Gerald W. Lynch, who led the fight to preserve John Jay College of Criminal Justice when it was threatened with closing or merger because of New York City’s fiscal crisis, died on Wednesday at his home in Bridgehampton, N.Y. He was 76.
A professor emeritus at New York City’s Hunter College who studied biochemistry and taught laboratory science has died. Irwin Oreskes was 86.
Fitch was at the end of his life on the faculty of Laguardia College after stints as an organizer, journalist, and independent scholar often living on the fringes of what had become by late century a rather charmless bohemianism. He was, however, by no means obscure having authored what some regard as two classics of radical history, The Assassination of New York and Solidarity for Sale. A memorial brought out approximately 50 friends, admirers and associates to whom Left Business Observer editor Doug Henwood delivered an affecting and eloquent remembranceof Fitch’s life and work. What came as a bit of a surprise to those unfamiliar with Fitch’s role in the left culture of New York City were the questions which followed: most were, to a greater or lesser degree, hostile, criticizing Fitch’s work as divisive and accusing him of functioning as de facto ally of capital.
Isaias Lerner, an internationally acclaimed specialist in Miguel de Cervantes who taught for more than four decades at the City University of New York, died of lung cancer in Manhattan on January 8.
Fitch was at the end of his life on the faculty of Laguardia College after stints as an organizer, journalist, and independent scholar often living on the fringes of what had become by late century a rather charmless bohemianism.
Elliott Carter, the American composer whose kaleidoscopic, rigorously organized works established him as one of the most important and enduring voices in contemporary music, died on Monday in Manhattan. He was 103 and had continued to compose into his 11th decade, completing his last piece in August.
Barry Commoner, a founder of modern ecology and one of its most provocative thinkers and mobilizers in making environmentalism a people’s political cause, died on Sunday in Manhattan. He was 95 and lived in Brooklyn Heights.
Michael Wreszin, a biographer of radical 20th-century American intellectuals who were prominent antiwar activists, among them the social critic Dwight Macdonald, died on Aug. 12 in Manhattan. He was 85.

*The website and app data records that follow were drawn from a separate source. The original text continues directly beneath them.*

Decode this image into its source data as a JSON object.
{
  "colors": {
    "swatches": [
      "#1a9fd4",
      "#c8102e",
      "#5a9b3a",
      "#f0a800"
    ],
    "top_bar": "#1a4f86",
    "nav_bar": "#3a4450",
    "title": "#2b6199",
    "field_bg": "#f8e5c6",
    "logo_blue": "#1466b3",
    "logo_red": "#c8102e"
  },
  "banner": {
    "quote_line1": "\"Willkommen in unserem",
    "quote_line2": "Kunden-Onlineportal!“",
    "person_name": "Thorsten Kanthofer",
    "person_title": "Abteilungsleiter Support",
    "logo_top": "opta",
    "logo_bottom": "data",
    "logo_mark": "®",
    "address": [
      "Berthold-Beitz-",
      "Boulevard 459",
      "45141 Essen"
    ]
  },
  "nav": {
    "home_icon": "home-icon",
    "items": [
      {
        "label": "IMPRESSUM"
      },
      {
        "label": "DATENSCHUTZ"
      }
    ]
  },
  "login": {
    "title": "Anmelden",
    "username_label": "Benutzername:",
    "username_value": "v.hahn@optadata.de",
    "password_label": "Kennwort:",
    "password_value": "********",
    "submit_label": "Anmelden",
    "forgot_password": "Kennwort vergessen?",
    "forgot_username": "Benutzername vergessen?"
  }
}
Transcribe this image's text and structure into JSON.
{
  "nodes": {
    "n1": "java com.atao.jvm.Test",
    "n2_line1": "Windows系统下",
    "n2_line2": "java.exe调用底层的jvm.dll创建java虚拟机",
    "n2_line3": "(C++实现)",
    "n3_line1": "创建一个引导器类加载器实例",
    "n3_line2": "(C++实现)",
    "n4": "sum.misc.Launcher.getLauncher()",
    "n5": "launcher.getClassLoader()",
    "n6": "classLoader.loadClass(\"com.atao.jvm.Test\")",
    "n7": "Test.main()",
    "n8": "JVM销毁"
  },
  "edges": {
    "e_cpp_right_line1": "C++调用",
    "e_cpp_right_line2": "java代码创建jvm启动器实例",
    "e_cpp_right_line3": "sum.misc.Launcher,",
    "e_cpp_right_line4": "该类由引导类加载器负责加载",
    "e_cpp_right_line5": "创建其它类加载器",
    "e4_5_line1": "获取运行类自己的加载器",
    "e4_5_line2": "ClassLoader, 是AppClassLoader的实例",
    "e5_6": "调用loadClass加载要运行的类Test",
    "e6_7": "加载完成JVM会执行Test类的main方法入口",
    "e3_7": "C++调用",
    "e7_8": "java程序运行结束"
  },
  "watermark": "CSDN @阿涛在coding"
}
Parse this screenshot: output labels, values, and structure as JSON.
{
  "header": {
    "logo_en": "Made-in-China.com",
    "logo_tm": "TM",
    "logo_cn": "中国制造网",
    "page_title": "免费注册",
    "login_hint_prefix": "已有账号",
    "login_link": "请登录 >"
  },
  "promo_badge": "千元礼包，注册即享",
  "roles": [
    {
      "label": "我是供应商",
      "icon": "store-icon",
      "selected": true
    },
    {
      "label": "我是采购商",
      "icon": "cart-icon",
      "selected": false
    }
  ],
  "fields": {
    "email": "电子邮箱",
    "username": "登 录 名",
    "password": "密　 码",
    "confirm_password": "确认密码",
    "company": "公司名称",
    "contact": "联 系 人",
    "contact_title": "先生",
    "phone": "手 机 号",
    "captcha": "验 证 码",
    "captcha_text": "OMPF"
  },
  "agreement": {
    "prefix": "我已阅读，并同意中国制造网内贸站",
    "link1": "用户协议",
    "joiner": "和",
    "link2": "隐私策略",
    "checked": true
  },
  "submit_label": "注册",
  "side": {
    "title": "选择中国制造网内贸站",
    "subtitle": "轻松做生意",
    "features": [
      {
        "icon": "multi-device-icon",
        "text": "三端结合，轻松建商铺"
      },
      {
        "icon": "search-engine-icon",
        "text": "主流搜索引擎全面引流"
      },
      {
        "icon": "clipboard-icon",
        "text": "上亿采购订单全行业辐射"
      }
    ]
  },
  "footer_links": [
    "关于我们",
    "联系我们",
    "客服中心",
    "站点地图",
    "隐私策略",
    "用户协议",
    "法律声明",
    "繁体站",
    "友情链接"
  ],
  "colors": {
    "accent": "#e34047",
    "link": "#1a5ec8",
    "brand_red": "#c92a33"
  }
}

Joseph Cropsey was a leading political scientist at the University of Chicago for more than 40 years and an adherent of Leo Strauss, another of the Hyde Park institution’s famed political theorists.
Paula Hays Harper, one of the first art historians to bring a feminist perspective to the study of painting and sculpture, and the co-author of a major biography of Camille Pissarro, died on June 3 in Miami. She was 81.